> [from Gallup's weekly update]
> "I say there must be and can be a constitutional place for faith in our
> public life,'' Senator Joseph Lieberman and Al Gore's choice as
> vice-president, told an African American congregation in Detroit this past
> weekend. Polling suggests Americans are reluctant, however, to mix
> religion and politics. Although nearly six in 10 Americans (57%) say that
> religion plays a very important role in their life, only a third say their
> own personal religious beliefs and faith will be important be in deciding
> their vote for president this year. This includes 14% who say their
> religion will be extremely important and 19% who describe it as very
> important. Another 21% say their religion will be somewhat important to
> their vote, while 44% say it will be less important, or not important at
> all. [August 24-27, 2000]
So 54% say religion will be somewhat, very, or extremely important in deciding their votes.
We're left to wonder about the last 46%. Some of them say religion is "less important" (than what?) and some say "not important" (and 2% are unaccounted for).
Looks like, all in all, a pretty small percentage finds religion "not important" in their votes. Doesn't seem like we're all THAT reluctant to mix religion and politics.

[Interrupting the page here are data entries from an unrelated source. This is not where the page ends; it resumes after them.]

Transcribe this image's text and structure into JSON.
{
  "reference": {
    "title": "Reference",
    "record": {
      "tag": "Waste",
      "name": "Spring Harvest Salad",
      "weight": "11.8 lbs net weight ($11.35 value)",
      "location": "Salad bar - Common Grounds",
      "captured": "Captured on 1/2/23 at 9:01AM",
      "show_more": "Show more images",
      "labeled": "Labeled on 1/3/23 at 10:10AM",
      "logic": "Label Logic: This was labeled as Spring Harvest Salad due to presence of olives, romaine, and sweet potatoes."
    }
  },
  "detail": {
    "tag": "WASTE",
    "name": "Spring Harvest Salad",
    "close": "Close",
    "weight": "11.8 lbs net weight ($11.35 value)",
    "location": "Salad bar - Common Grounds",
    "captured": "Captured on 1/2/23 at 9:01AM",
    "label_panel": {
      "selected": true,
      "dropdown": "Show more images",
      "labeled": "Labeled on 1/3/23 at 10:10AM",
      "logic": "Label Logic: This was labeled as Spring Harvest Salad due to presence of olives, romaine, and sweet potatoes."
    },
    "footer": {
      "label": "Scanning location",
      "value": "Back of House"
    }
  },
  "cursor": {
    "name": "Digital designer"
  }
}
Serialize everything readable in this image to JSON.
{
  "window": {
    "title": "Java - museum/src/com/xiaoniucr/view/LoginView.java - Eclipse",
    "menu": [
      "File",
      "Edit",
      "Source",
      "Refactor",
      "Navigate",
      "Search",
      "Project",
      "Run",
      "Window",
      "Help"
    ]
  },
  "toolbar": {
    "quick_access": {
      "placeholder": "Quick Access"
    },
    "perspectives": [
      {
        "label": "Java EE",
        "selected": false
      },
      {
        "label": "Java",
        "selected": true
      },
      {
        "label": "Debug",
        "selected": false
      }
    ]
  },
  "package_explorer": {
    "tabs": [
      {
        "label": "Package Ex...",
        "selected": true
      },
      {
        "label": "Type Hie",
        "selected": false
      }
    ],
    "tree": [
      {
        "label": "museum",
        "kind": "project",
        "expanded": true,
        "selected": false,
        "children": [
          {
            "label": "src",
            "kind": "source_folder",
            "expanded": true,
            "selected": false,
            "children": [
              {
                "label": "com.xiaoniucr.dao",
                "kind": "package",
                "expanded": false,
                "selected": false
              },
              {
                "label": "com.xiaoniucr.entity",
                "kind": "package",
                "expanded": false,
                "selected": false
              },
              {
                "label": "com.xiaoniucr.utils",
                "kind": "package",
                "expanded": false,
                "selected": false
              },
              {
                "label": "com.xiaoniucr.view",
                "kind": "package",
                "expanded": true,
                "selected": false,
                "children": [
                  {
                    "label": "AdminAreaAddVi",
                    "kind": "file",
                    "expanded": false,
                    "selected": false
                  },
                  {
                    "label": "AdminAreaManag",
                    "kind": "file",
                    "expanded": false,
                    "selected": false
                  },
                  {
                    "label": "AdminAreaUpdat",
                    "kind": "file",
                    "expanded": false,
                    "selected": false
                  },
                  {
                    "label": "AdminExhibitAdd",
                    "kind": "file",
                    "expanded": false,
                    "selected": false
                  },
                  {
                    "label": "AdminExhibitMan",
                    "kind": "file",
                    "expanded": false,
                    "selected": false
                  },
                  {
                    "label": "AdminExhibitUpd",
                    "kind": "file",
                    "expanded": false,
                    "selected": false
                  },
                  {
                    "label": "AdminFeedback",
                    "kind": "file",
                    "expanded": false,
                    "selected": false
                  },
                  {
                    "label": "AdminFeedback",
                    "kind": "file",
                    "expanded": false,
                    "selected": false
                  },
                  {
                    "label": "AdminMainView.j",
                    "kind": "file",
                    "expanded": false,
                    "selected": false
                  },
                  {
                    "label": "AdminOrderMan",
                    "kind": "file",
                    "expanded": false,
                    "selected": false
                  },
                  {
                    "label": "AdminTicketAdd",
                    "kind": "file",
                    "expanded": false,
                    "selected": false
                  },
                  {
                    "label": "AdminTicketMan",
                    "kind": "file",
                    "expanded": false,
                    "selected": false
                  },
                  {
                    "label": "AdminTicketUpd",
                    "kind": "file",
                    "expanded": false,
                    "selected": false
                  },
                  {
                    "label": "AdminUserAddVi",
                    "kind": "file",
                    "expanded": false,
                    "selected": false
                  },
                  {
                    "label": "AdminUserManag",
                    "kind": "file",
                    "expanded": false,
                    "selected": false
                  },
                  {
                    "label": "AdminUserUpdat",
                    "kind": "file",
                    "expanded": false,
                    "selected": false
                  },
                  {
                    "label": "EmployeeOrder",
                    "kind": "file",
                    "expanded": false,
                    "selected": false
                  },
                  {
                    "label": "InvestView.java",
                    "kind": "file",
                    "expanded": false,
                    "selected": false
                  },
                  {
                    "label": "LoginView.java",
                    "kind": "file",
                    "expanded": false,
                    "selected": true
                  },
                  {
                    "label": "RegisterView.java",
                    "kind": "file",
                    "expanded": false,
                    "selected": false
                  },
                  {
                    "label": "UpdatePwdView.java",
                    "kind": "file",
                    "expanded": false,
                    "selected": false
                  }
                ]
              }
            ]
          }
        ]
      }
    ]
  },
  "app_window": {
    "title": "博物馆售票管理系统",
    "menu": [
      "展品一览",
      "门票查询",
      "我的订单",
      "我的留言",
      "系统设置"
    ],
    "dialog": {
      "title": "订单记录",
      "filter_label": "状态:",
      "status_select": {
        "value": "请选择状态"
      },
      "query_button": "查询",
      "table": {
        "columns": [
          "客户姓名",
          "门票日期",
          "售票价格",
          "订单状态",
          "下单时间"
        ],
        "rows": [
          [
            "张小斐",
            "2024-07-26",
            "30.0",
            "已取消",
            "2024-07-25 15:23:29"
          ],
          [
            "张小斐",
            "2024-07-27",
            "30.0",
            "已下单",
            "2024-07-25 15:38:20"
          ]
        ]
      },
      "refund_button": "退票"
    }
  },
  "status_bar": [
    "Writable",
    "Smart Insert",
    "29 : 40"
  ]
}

"As if giving grounds did not come to an end sometime. But the end is not an ungrounded proposition, it is an ungrounded way of acting." L. Wittgenstein